*** DATA IN THIS EXERCISE Section Begins ***

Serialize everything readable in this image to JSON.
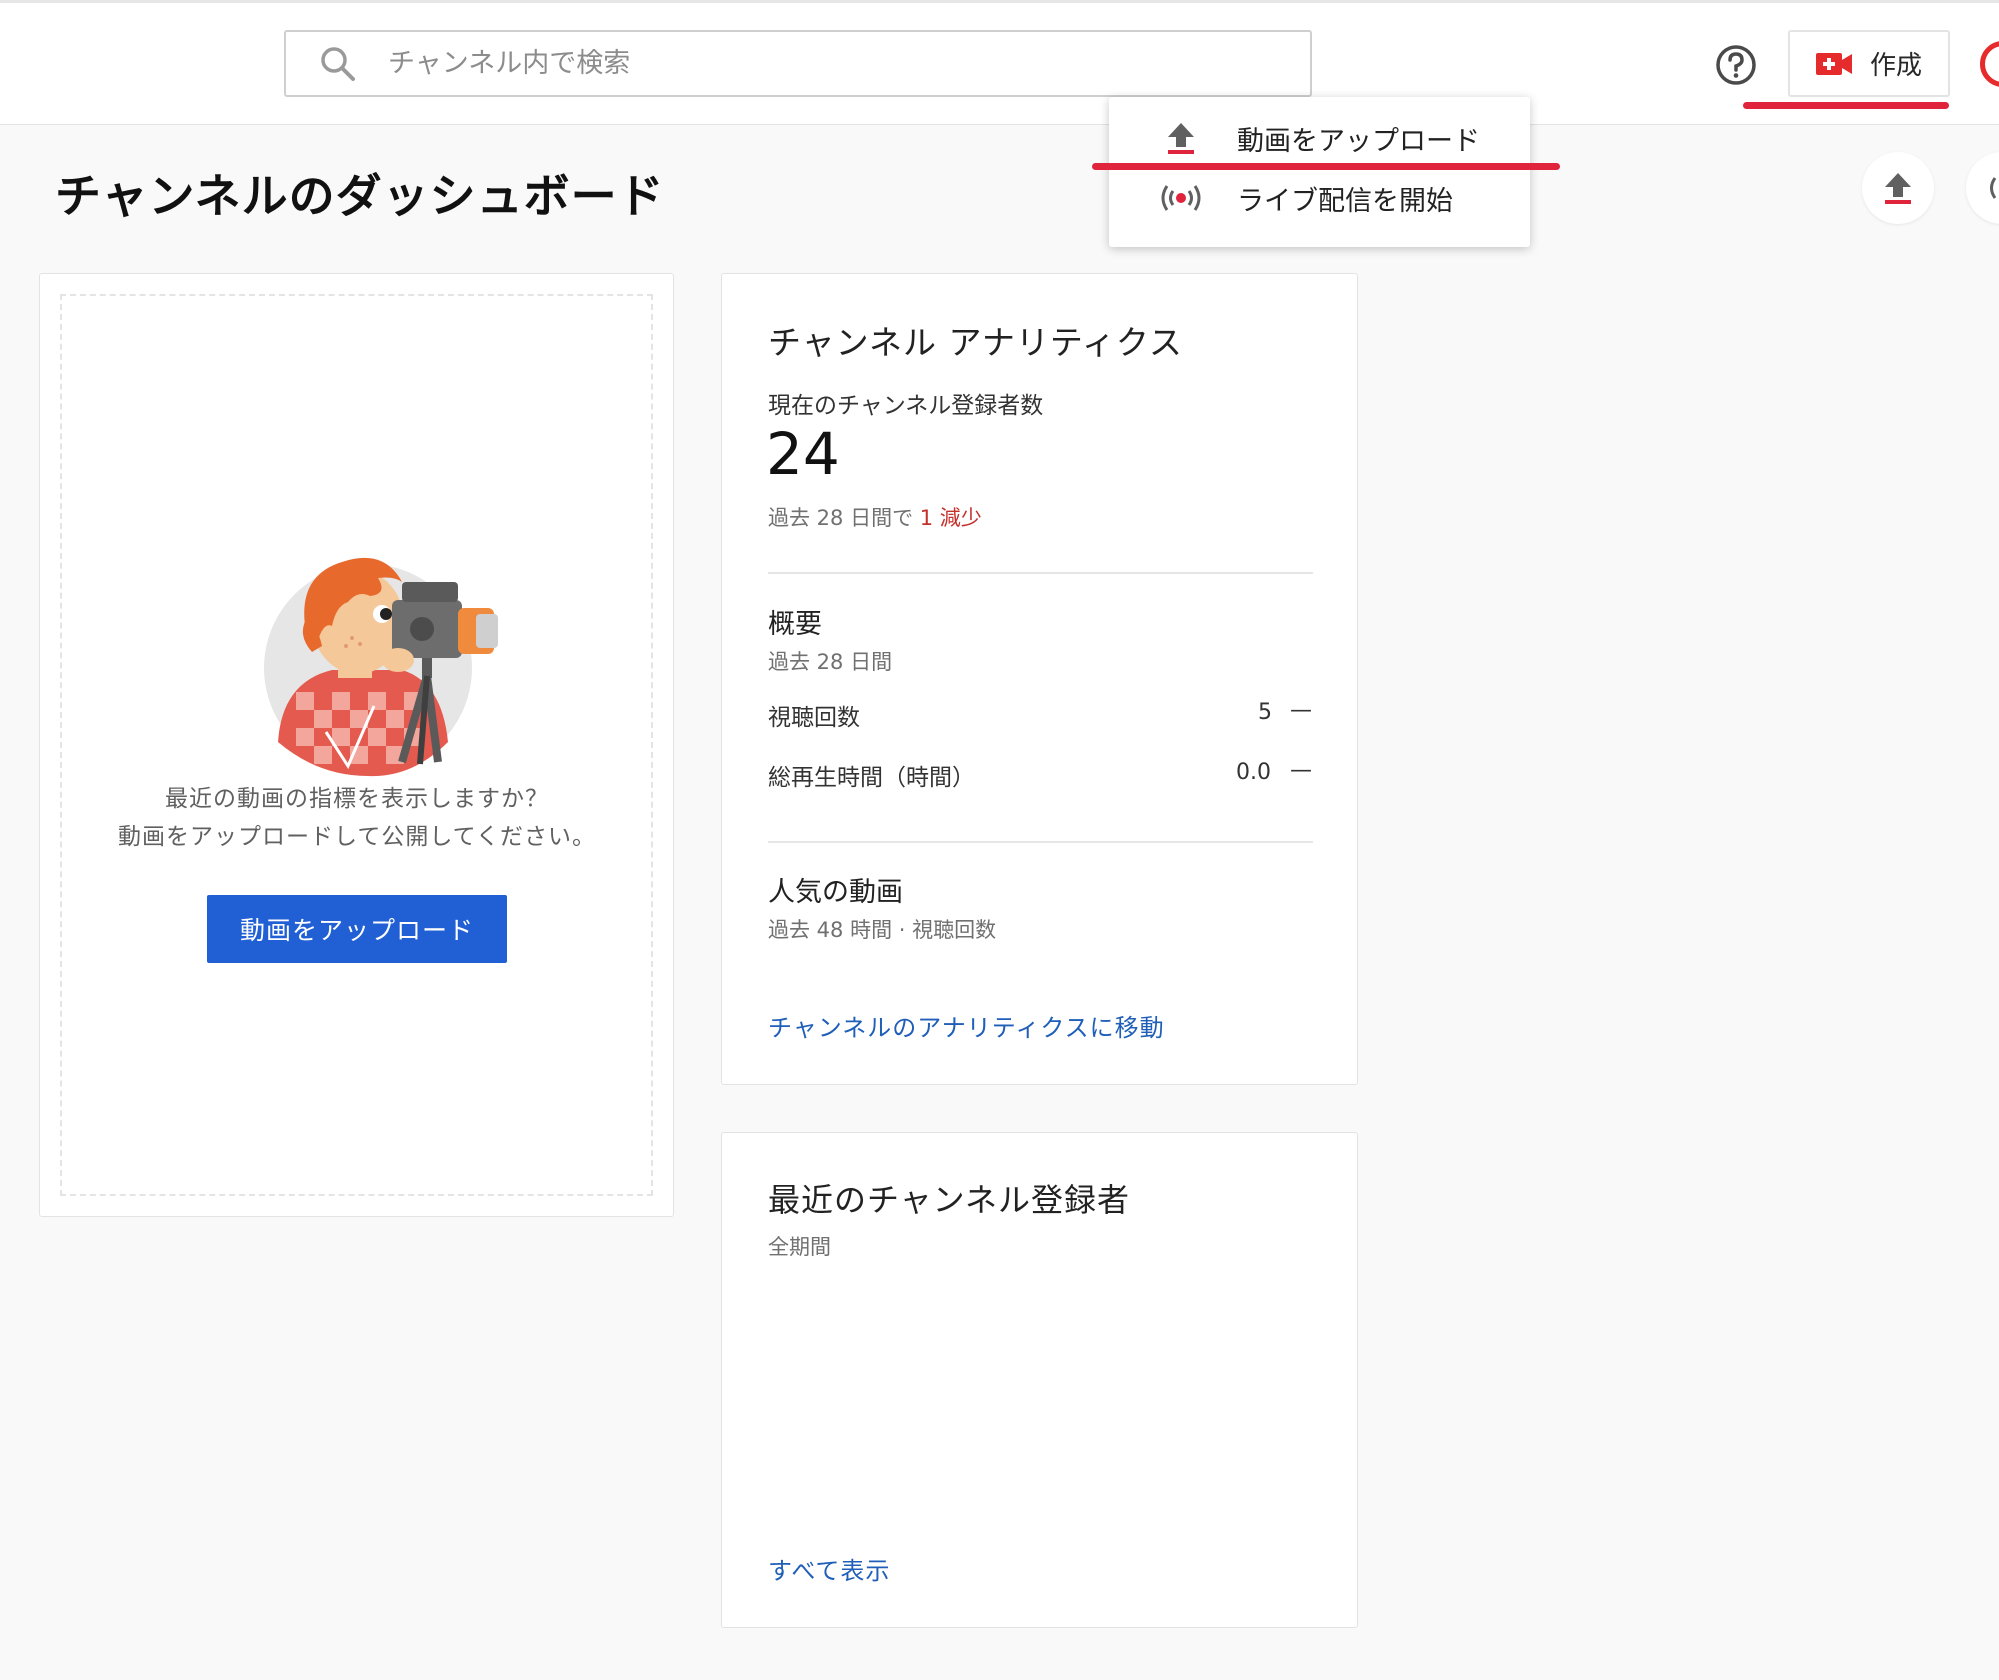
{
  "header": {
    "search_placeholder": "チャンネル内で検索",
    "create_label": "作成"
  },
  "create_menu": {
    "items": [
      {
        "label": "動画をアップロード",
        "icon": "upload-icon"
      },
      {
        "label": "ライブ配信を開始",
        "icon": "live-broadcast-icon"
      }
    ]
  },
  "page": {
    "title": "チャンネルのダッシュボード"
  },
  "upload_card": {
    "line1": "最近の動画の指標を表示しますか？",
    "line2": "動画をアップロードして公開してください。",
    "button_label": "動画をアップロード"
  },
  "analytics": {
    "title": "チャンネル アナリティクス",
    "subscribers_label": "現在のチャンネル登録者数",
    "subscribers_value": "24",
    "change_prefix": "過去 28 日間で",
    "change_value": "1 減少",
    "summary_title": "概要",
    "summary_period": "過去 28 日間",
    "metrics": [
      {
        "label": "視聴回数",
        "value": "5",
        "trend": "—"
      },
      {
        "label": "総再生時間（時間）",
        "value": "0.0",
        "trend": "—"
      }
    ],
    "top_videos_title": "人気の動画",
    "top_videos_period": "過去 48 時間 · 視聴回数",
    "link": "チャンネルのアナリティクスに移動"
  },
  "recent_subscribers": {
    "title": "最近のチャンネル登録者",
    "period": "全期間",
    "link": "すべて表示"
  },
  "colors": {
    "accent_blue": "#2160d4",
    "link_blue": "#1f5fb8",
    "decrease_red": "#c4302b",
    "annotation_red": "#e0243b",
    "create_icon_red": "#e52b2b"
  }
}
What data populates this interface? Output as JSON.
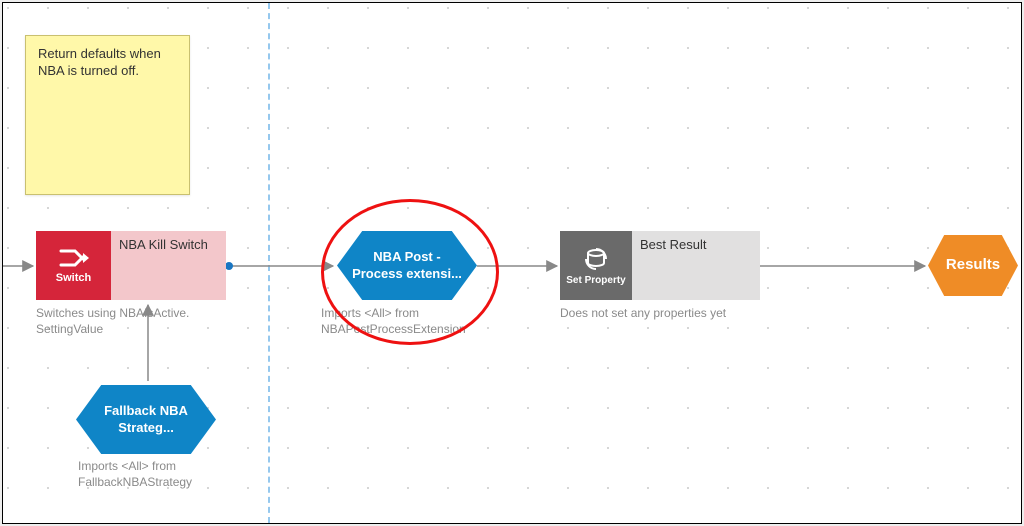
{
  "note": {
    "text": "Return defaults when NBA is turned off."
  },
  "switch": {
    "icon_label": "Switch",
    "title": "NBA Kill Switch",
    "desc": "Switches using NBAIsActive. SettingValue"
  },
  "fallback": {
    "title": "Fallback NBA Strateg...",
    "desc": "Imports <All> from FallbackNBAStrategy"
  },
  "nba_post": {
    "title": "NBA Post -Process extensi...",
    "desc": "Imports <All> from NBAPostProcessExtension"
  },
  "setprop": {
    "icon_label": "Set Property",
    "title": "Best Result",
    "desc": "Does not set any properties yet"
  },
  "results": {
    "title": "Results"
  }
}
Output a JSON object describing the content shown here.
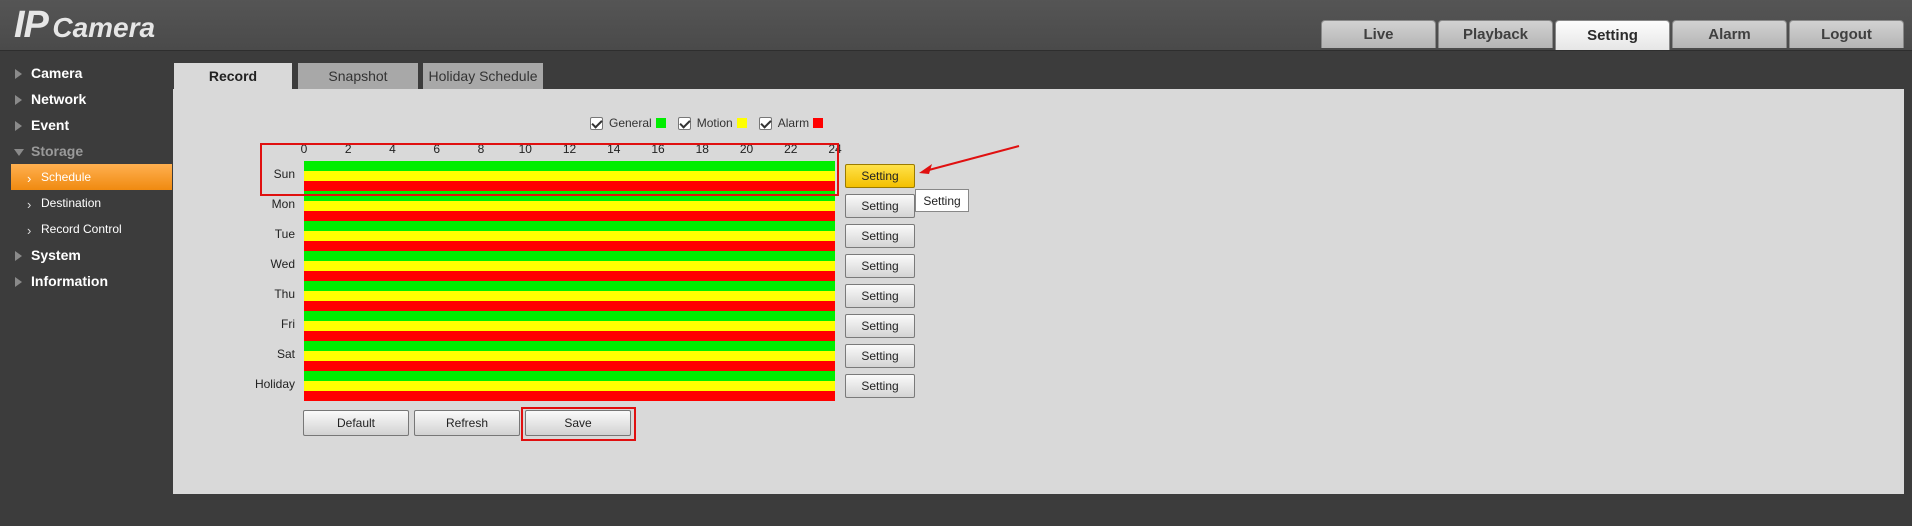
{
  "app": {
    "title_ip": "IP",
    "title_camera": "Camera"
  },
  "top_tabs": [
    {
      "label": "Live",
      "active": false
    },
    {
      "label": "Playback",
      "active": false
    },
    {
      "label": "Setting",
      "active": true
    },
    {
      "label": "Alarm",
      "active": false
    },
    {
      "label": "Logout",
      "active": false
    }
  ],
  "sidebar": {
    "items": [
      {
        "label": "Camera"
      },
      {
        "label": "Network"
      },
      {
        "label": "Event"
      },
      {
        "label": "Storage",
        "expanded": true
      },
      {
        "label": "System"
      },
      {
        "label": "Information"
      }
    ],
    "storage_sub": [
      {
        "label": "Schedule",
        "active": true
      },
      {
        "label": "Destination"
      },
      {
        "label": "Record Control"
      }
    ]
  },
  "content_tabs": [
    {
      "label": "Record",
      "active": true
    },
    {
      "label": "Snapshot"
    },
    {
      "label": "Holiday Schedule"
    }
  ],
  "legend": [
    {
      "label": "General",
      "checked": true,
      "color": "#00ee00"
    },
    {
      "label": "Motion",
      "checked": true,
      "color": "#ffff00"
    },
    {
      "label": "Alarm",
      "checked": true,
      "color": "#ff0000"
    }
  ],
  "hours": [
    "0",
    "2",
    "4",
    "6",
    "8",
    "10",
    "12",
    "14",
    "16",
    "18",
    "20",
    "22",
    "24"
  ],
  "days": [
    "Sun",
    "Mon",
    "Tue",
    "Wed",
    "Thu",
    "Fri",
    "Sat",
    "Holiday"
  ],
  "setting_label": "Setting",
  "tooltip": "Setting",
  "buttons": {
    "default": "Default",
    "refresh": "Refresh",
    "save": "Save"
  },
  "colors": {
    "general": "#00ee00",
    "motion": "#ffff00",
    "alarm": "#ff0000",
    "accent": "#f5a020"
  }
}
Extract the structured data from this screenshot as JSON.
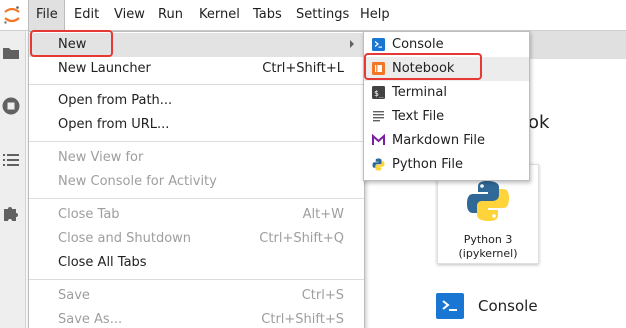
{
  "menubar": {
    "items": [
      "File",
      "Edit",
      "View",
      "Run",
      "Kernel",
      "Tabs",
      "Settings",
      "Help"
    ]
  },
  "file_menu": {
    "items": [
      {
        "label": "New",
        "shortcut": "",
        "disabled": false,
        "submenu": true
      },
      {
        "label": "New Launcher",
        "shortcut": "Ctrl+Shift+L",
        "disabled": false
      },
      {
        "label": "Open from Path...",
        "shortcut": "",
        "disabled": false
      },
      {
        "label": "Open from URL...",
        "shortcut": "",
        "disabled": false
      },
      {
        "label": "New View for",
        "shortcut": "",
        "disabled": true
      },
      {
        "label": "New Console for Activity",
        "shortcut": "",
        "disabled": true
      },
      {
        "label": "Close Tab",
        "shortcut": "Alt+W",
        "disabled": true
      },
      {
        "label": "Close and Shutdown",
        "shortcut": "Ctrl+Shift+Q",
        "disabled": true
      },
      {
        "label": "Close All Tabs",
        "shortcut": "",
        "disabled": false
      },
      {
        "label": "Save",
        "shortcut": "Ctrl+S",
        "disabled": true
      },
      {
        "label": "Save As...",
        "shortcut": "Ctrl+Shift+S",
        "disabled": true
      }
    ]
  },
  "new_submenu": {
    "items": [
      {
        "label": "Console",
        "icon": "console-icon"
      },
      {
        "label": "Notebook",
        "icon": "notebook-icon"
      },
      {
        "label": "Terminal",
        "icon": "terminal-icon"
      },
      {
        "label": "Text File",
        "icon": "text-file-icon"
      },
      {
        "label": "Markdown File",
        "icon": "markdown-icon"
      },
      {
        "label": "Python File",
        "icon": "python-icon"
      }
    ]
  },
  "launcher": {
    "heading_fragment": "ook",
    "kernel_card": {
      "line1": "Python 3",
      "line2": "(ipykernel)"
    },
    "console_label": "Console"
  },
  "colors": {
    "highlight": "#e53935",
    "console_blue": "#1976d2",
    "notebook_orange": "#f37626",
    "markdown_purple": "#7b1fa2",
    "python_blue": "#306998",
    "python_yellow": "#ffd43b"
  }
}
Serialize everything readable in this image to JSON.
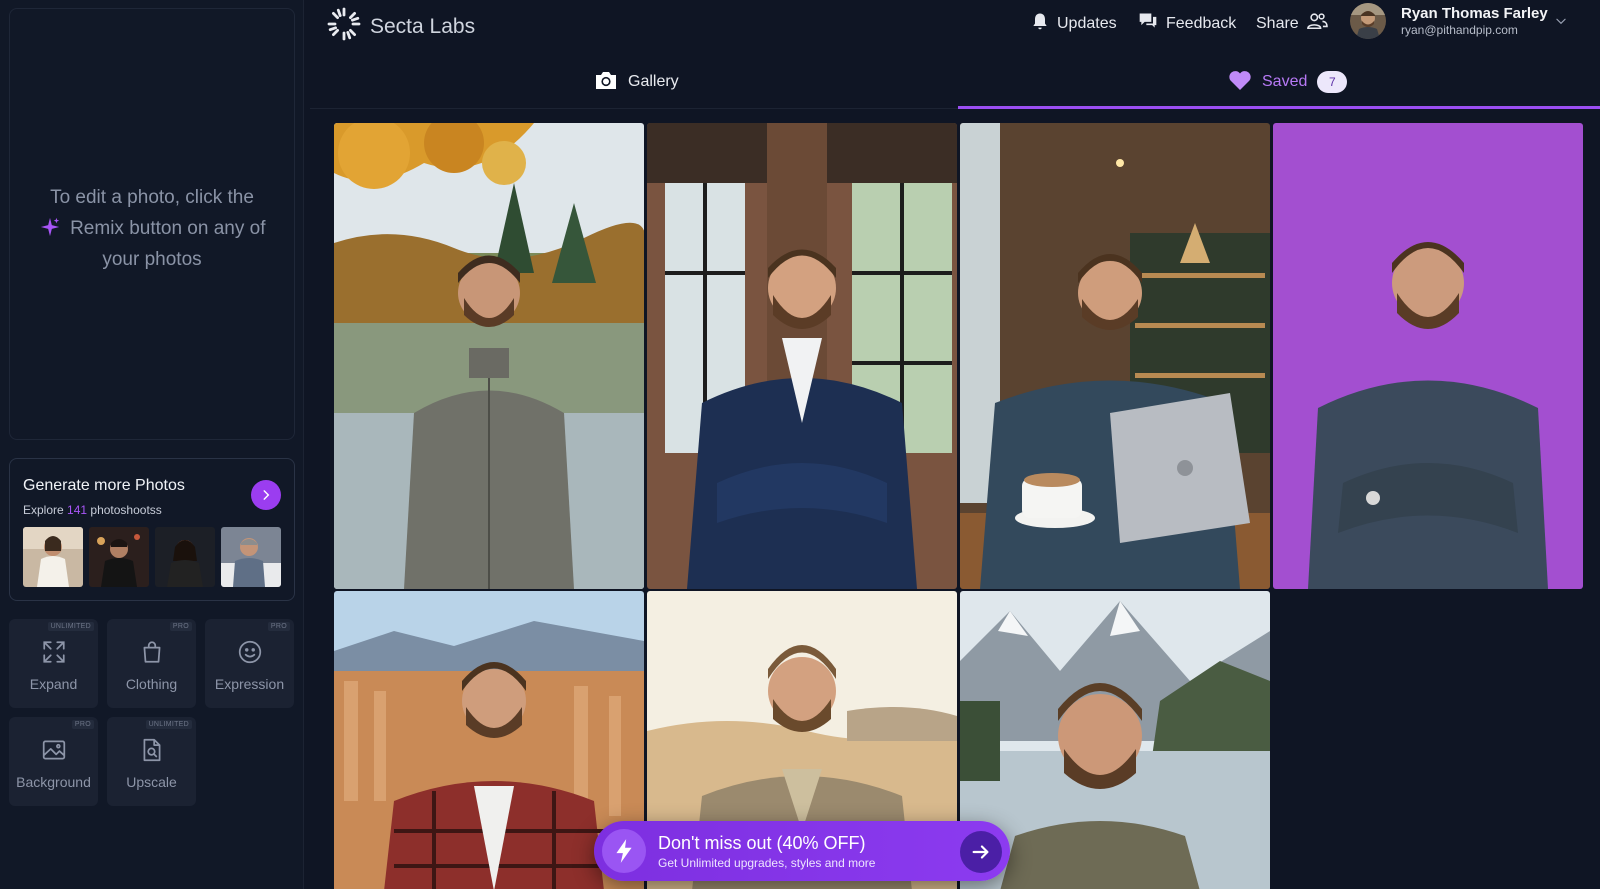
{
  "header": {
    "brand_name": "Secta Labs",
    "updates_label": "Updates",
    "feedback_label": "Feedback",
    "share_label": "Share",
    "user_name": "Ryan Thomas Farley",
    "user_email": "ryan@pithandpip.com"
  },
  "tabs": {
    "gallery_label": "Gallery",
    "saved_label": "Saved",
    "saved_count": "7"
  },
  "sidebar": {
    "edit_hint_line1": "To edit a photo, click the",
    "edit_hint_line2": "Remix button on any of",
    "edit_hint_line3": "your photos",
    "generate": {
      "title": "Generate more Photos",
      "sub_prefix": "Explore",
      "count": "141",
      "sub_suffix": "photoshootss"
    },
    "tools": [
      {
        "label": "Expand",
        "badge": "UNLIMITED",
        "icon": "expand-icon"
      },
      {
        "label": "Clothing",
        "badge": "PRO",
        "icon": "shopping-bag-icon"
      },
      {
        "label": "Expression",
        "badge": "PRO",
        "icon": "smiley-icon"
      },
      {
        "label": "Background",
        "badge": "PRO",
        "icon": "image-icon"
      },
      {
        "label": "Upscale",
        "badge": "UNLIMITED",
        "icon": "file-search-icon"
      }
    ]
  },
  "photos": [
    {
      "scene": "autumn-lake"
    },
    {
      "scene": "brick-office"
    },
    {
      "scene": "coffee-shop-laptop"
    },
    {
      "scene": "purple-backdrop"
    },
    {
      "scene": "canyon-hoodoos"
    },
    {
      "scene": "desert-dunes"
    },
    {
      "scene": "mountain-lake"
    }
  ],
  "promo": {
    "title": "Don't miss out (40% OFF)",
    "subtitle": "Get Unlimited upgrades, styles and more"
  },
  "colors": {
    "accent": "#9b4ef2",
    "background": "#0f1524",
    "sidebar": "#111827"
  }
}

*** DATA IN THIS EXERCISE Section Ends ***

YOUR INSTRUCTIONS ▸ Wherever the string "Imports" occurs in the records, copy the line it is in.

SOLUTION ▸
    "desc": "Imports <All> from FallbackNBAStrategy"
    "desc": "Imports <All> from NBAPostProcessExtension"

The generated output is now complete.